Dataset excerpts
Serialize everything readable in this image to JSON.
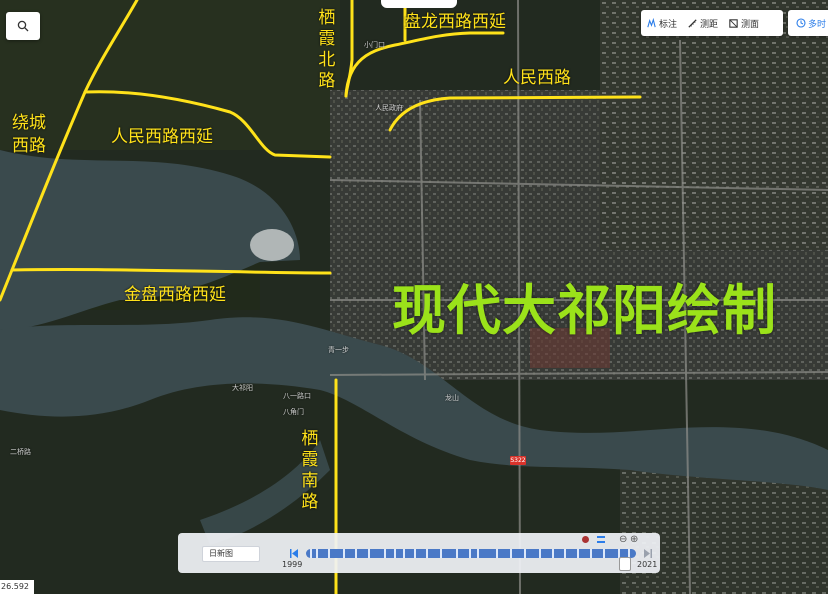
{
  "map": {
    "roads": [
      {
        "id": "panlong-west-ext",
        "label": "盘龙西路西延",
        "vertical": false
      },
      {
        "id": "qixia-north",
        "label": "栖霞北路",
        "vertical": true
      },
      {
        "id": "renmin-west",
        "label": "人民西路",
        "vertical": false
      },
      {
        "id": "raocheng-west",
        "label": "绕城\n西路",
        "vertical": false
      },
      {
        "id": "renmin-west-ext",
        "label": "人民西路西延",
        "vertical": false
      },
      {
        "id": "jinpan-west-ext",
        "label": "金盘西路西延",
        "vertical": false
      },
      {
        "id": "qixia-south",
        "label": "栖霞南路",
        "vertical": true
      }
    ],
    "watermark": "现代大祁阳绘制",
    "road_sign": "S322",
    "places": [
      "人民政府",
      "龙山",
      "八一路口",
      "八角门",
      "大祁阳",
      "青一步",
      "二桥路",
      "小门口"
    ]
  },
  "ui": {
    "toolbar": {
      "tools": [
        {
          "label": "标注",
          "icon": "marker-icon"
        },
        {
          "label": "测距",
          "icon": "ruler-icon"
        },
        {
          "label": "测面",
          "icon": "area-icon"
        }
      ],
      "history_label": "多时"
    },
    "timeline": {
      "basemap": "日新图",
      "start_year": "1999",
      "end_year": "2021",
      "position_fraction": 0.97
    },
    "coordinate": "26.592"
  },
  "colors": {
    "road_lines": "#ffe21a",
    "watermark": "#9be21a",
    "water": "#3a4a4d",
    "land": "#232b22"
  }
}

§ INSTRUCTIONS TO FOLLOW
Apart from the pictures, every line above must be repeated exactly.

§ PROBLEM SOLUTION
Serialize everything readable in this image to JSON.
{
  "map": {
    "roads": [
      {
        "id": "panlong-west-ext",
        "label": "盘龙西路西延",
        "vertical": false
      },
      {
        "id": "qixia-north",
        "label": "栖霞北路",
        "vertical": true
      },
      {
        "id": "renmin-west",
        "label": "人民西路",
        "vertical": false
      },
      {
        "id": "raocheng-west",
        "label": "绕城\n西路",
        "vertical": false
      },
      {
        "id": "renmin-west-ext",
        "label": "人民西路西延",
        "vertical": false
      },
      {
        "id": "jinpan-west-ext",
        "label": "金盘西路西延",
        "vertical": false
      },
      {
        "id": "qixia-south",
        "label": "栖霞南路",
        "vertical": true
      }
    ],
    "watermark": "现代大祁阳绘制",
    "road_sign": "S322",
    "places": [
      "人民政府",
      "龙山",
      "八一路口",
      "八角门",
      "大祁阳",
      "青一步",
      "二桥路",
      "小门口"
    ]
  },
  "ui": {
    "toolbar": {
      "tools": [
        {
          "label": "标注",
          "icon": "marker-icon"
        },
        {
          "label": "测距",
          "icon": "ruler-icon"
        },
        {
          "label": "测面",
          "icon": "area-icon"
        }
      ],
      "history_label": "多时"
    },
    "timeline": {
      "basemap": "日新图",
      "start_year": "1999",
      "end_year": "2021",
      "position_fraction": 0.97
    },
    "coordinate": "26.592"
  },
  "colors": {
    "road_lines": "#ffe21a",
    "watermark": "#9be21a",
    "water": "#3a4a4d",
    "land": "#232b22"
  }
}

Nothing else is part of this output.